■ GOAL OF THE EXERCISE ■
What is needed here is an exact printout of the data, with no pictures included.

'''

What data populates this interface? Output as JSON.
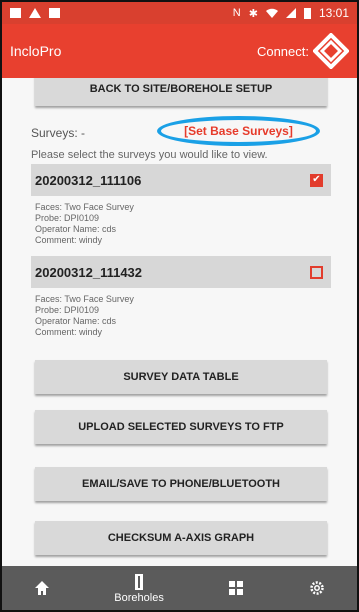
{
  "status_bar": {
    "time": "13:01",
    "left_icons": [
      "notification-icon",
      "alert-icon",
      "image-icon"
    ],
    "right_icons": [
      "nfc-icon",
      "bluetooth-icon",
      "wifi-icon",
      "signal-icon",
      "battery-icon"
    ]
  },
  "app_bar": {
    "title": "IncloPro",
    "connect_label": "Connect:",
    "logo_icon": "diamond-logo-icon"
  },
  "colors": {
    "status_bar": "#d9402f",
    "app_bar": "#e8402f",
    "accent": "#e23c2c",
    "highlight_ring": "#1aa0e6",
    "bottom_nav": "#5b5b5b",
    "button_bg": "#d9d9d9"
  },
  "buttons": {
    "back": "BACK TO SITE/BOREHOLE SETUP",
    "survey_data_table": "SURVEY DATA TABLE",
    "upload_ftp": "UPLOAD SELECTED SURVEYS TO FTP",
    "email_save": "EMAIL/SAVE TO PHONE/BLUETOOTH",
    "checksum": "CHECKSUM A-AXIS GRAPH"
  },
  "surveys_section": {
    "label": "Surveys: -",
    "set_base_link": "[Set Base Surveys]",
    "hint": "Please select the surveys you would like to view."
  },
  "surveys": [
    {
      "name": "20200312_111106",
      "checked": true,
      "faces": "Faces: Two Face Survey",
      "probe": "Probe: DPI0109",
      "operator": "Operator Name: cds",
      "comment": "Comment: windy"
    },
    {
      "name": "20200312_111432",
      "checked": false,
      "faces": "Faces: Two Face Survey",
      "probe": "Probe: DPI0109",
      "operator": "Operator Name: cds",
      "comment": "Comment: windy"
    }
  ],
  "bottom_nav": {
    "items": [
      {
        "icon": "home-icon",
        "label": ""
      },
      {
        "icon": "borehole-icon",
        "label": "Boreholes"
      },
      {
        "icon": "grid-icon",
        "label": ""
      },
      {
        "icon": "settings-gear-icon",
        "label": ""
      }
    ]
  }
}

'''

■ ANSWER SECTION ■
What data populates this interface? Output as JSON.
{
  "status_bar": {
    "time": "13:01",
    "left_icons": [
      "notification-icon",
      "alert-icon",
      "image-icon"
    ],
    "right_icons": [
      "nfc-icon",
      "bluetooth-icon",
      "wifi-icon",
      "signal-icon",
      "battery-icon"
    ]
  },
  "app_bar": {
    "title": "IncloPro",
    "connect_label": "Connect:",
    "logo_icon": "diamond-logo-icon"
  },
  "colors": {
    "status_bar": "#d9402f",
    "app_bar": "#e8402f",
    "accent": "#e23c2c",
    "highlight_ring": "#1aa0e6",
    "bottom_nav": "#5b5b5b",
    "button_bg": "#d9d9d9"
  },
  "buttons": {
    "back": "BACK TO SITE/BOREHOLE SETUP",
    "survey_data_table": "SURVEY DATA TABLE",
    "upload_ftp": "UPLOAD SELECTED SURVEYS TO FTP",
    "email_save": "EMAIL/SAVE TO PHONE/BLUETOOTH",
    "checksum": "CHECKSUM A-AXIS GRAPH"
  },
  "surveys_section": {
    "label": "Surveys: -",
    "set_base_link": "[Set Base Surveys]",
    "hint": "Please select the surveys you would like to view."
  },
  "surveys": [
    {
      "name": "20200312_111106",
      "checked": true,
      "faces": "Faces: Two Face Survey",
      "probe": "Probe: DPI0109",
      "operator": "Operator Name: cds",
      "comment": "Comment: windy"
    },
    {
      "name": "20200312_111432",
      "checked": false,
      "faces": "Faces: Two Face Survey",
      "probe": "Probe: DPI0109",
      "operator": "Operator Name: cds",
      "comment": "Comment: windy"
    }
  ],
  "bottom_nav": {
    "items": [
      {
        "icon": "home-icon",
        "label": ""
      },
      {
        "icon": "borehole-icon",
        "label": "Boreholes"
      },
      {
        "icon": "grid-icon",
        "label": ""
      },
      {
        "icon": "settings-gear-icon",
        "label": ""
      }
    ]
  }
}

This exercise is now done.